Preface: This section will be a collaborative effort to identify ideas and tool that are effective alternatives to violence. This includes techniques that have been demonstrated to be effective in managing conflict nonviolently within a given set of circumstances. Our goal is learn from each other by sharing constructive ideas.

The application of these ideas & tools will be further defined in the section on "Building"


Tool: "Fact Finding"

The technique of "fact finding" or "searching for truth" is a constructive strategy/tool used for nonviolent conflict management. Appropriate use of this tool contributes to the eventual de-escalation and nonviolent management of a conflict situation. Conversely, the strategy of deceiving, lying, and deliberately fabricating disinformation will escalate and inflame a conflict situation thereby increasing the risk of eventual violence. An inappropriate use of this technique would include "interrogation" of an enemy.

"Truth above all" is one of the principles of M. K. Gandhi's practice of nonviolence social action, called Satyagraha. It assumes a constant beneficient interaction between contestants with a view to their ultimate reconciliation.

Applicability: The technique of "fact finding"appears to apply to all levels of conflict:
a) internal conflicts and scripts we play within our own minds
b) conflict with another person as well as to conflicts between groups of people,
c) conflicts between nation states.

Effectiveness: At the risk of upsetting a number of people who are not analytically inclined, we propose to collect and document "effectiveness" data to help sort the grain from the chaff. One of the reasons peacemaking appears to be so difficult is that everybody and their siblings are developing their own 2 step, 5 step, 7 step, 10 step,... method. As is often the case, everyone is saying the same thing, yet each believes that "their way" is the only way. Also it appears that unless you have "your own way" of managing conflict, you are unable to sell your service. This desire for peace but choice to re-invent the wheel is actually counterproductive.
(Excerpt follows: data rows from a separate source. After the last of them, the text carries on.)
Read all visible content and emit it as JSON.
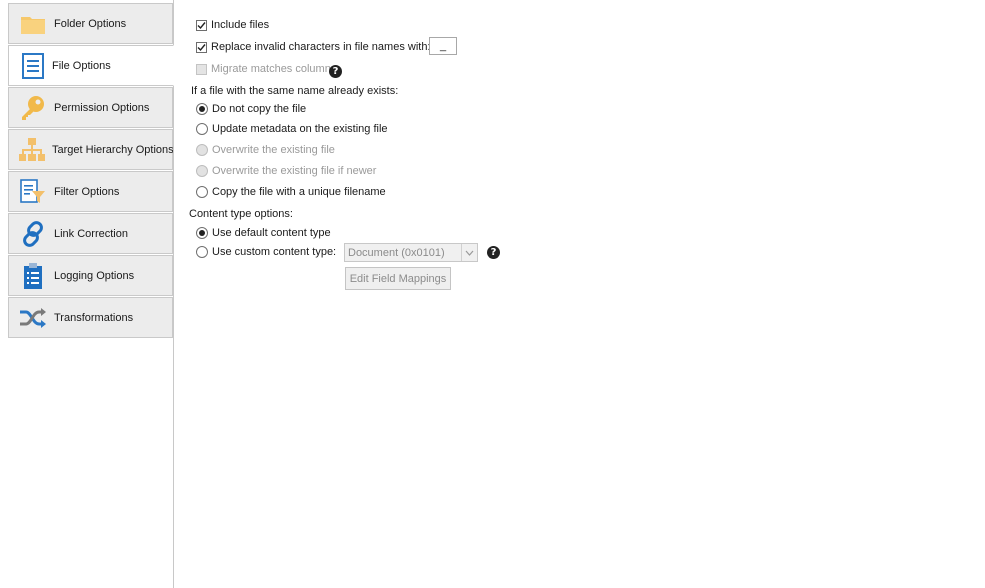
{
  "sidebar": {
    "items": [
      {
        "label": "Folder Options",
        "icon": "folder-icon"
      },
      {
        "label": "File Options",
        "icon": "file-document-icon"
      },
      {
        "label": "Permission Options",
        "icon": "key-icon"
      },
      {
        "label": "Target Hierarchy Options",
        "icon": "hierarchy-icon"
      },
      {
        "label": "Filter Options",
        "icon": "filter-icon"
      },
      {
        "label": "Link Correction",
        "icon": "link-icon"
      },
      {
        "label": "Logging Options",
        "icon": "clipboard-icon"
      },
      {
        "label": "Transformations",
        "icon": "shuffle-icon"
      }
    ],
    "active_index": 1
  },
  "file_options": {
    "include_files": {
      "label": "Include files",
      "checked": true
    },
    "replace_invalid": {
      "label": "Replace invalid characters in file names with:",
      "checked": true,
      "value": "_"
    },
    "migrate_matches": {
      "label": "Migrate matches column",
      "checked": false,
      "enabled": false
    },
    "exists_heading": "If a file with the same name already exists:",
    "exists_options": [
      {
        "label": "Do not copy the file",
        "selected": true,
        "enabled": true
      },
      {
        "label": "Update metadata on the existing file",
        "selected": false,
        "enabled": true
      },
      {
        "label": "Overwrite the existing file",
        "selected": false,
        "enabled": false
      },
      {
        "label": "Overwrite the existing file if newer",
        "selected": false,
        "enabled": false
      },
      {
        "label": "Copy the file with a unique filename",
        "selected": false,
        "enabled": true
      }
    ],
    "content_type_heading": "Content type options:",
    "content_type_options": [
      {
        "label": "Use default content type",
        "selected": true
      },
      {
        "label": "Use custom content type:",
        "selected": false
      }
    ],
    "custom_content_type_value": "Document (0x0101)",
    "edit_field_mappings_label": "Edit Field Mappings",
    "help_glyph": "?"
  }
}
As many of our nonviolent heroes have demonstrated, there is value in simplification - in seeing how we are all connected - in being conscious that our choices affect other people, other life, and the whole ecology of our planet.


Format for presenting "TOOLS & IDEAS"

The approach to presenting and organizing these effective alternatives to violence is still undefined.

There are a number of models available: for example, we could use the encyclopedia model and arrange information alphabetically in multiple "volumes." We could use the Sears Catalog / Yellow Pages model and arrange information by departments making the book only as big as one can carry. We could use the Montessori model and not display anything until you asked for it - then provide a search engine to locate just what you think you want, or we could use the service manual approach, information is arranged by category, by how you replace / repair the items, or by some service manuals present information by diagnostics, "Does the engine turn over? Yes go to page X, No. Go to page Y, .............

A personal favorite used earlier in some research was to arrange to tools in a pseudo chronological order consistent with how a conflict situation is first identified, and then how one goes about learning more about the problem while simultaneously developing a working relationship between the parties involved, and finally how one creates choices and selects a construct (win-win) path - Along the way each tool is identified - the What. There is a brief explanation on how to use the tool - the How. There is a description of Why this tool is used - the rationale- so that one has a better understanding of the context where it is useful. And there are Examples of people using the tool.

Rationale, Effectiveness,
References for further study
Comments on the effectiveness

Another model could be the parable - never say exactly what the tool is but allow the reader to infer -to use their own experiences to shape the tool. Story telling can be an effective way of presenting information

Your inputs would be appreciated

Discussion Groups

Exploring Nonviolent Alternatives to War 3-25-03
Famous Quotations (Search Service)